  3. Init.ps1 is run each time the environment is started (I think).
(and a bunch of examples I'm not going to list).

When you start to talk about NuGet as a cross-platform tool, the next most important target (at least for my use case), is Xamarain Studio (XS).

So what does that look like?

Both VS and XS have a notion of Solutions and Projects, the expected result of installing a package in a solution or project in VS or XS is pretty much the same: References are added.

VS and XS have significantly different architectures, but from Nuget's perspective, this shouldn't matter. Providers for the hooks that are supported should be specified when Nuget is invoked in each context, and Nuget simply fires them as it goes about installing/uninstalling packages.

The "hooks" packages needed for each context can evolve independently of the core Nuget.exe, allowing VS and XS to have their own (appropriate) implementations.

Although I opened this issue, I'm guessing that the gaps that are being filled by PS1 scripts today could be implemented as hooks/services for each target. Over time, authoring complex installations should be made easier because there's less custom .ps1 and more hook support.

This is clearly a significant refactor and a more significant paradigm shift. I'm definitely open to working on this, but I'd like to discuss further with the core NuGet team (and perhaps also Xamarin) to see if this is a direction that these parties are interested in going.

I can always fork Nuget, experiment and you all can weigh in, but I don't want to step on the work or direction of the project that makes this wasted effort.

dotnetjunky wrote May 20, 2013 at 8:09 PM

If you look at the source code of NuGet, you'll see we separate the VS-specific functionalities from general NuGet concepts. NuGet.Core.dll contains platform-neutral code, and NuGet.VisualStudio.dll adds VS-specific code on top of the Core assembly.

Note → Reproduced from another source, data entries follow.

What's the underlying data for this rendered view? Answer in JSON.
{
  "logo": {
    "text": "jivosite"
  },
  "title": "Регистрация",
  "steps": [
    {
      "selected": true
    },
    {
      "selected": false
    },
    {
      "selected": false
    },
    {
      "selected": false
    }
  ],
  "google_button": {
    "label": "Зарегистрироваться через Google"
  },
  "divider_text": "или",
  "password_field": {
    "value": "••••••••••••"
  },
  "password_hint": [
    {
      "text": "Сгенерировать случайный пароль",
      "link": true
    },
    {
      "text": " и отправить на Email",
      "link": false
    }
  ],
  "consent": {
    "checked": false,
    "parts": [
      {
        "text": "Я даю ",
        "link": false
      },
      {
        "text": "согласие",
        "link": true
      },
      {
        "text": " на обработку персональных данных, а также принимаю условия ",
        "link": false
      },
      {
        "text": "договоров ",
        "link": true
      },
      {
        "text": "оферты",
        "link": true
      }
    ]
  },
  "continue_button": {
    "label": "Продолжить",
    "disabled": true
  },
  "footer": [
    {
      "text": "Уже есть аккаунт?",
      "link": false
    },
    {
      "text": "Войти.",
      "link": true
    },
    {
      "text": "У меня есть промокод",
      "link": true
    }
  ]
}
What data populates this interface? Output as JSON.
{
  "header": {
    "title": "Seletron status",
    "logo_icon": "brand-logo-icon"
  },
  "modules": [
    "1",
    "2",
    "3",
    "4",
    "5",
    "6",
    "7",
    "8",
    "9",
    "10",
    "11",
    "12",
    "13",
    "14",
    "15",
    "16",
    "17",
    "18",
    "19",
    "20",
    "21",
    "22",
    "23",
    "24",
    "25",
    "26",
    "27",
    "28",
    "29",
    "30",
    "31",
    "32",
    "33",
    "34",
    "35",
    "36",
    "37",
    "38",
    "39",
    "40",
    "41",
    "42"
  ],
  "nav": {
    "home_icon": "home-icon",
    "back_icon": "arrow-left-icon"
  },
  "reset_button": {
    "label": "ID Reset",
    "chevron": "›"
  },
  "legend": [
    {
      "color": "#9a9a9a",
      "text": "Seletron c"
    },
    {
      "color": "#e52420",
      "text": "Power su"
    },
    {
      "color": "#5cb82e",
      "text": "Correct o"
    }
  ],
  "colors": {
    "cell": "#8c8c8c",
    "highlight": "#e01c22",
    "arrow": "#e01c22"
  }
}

So, you can write an XS-specific assembly in a similar way. Will that work?

bartelink wrote Sep 15, 2014 at 11:00 AM

@adamralph For posterity, can you explain why you can't do your thing with declarative stuff and/or using .props and .targets (ref

adamralph wrote Sep 16, 2014 at 11:21 AM

@bartelink the package in question ( came into existence before NuGet had the .targets feature so the only way to manipulate the the .csproj in the desired way was to use Install.ps1. Since the release of NuGet 2.7, the package has been simplified to use .targets instead.

filip_woj wrote Apr 3, 2015 at 3:15 PM

It was closed with the following explanation - "At this time, we have no intention of supporting ScriptCS package hooks."

2 years later, has anything changed? For example Octopus Deploy supports scriptcs.
I think this would be a relatively popular feature.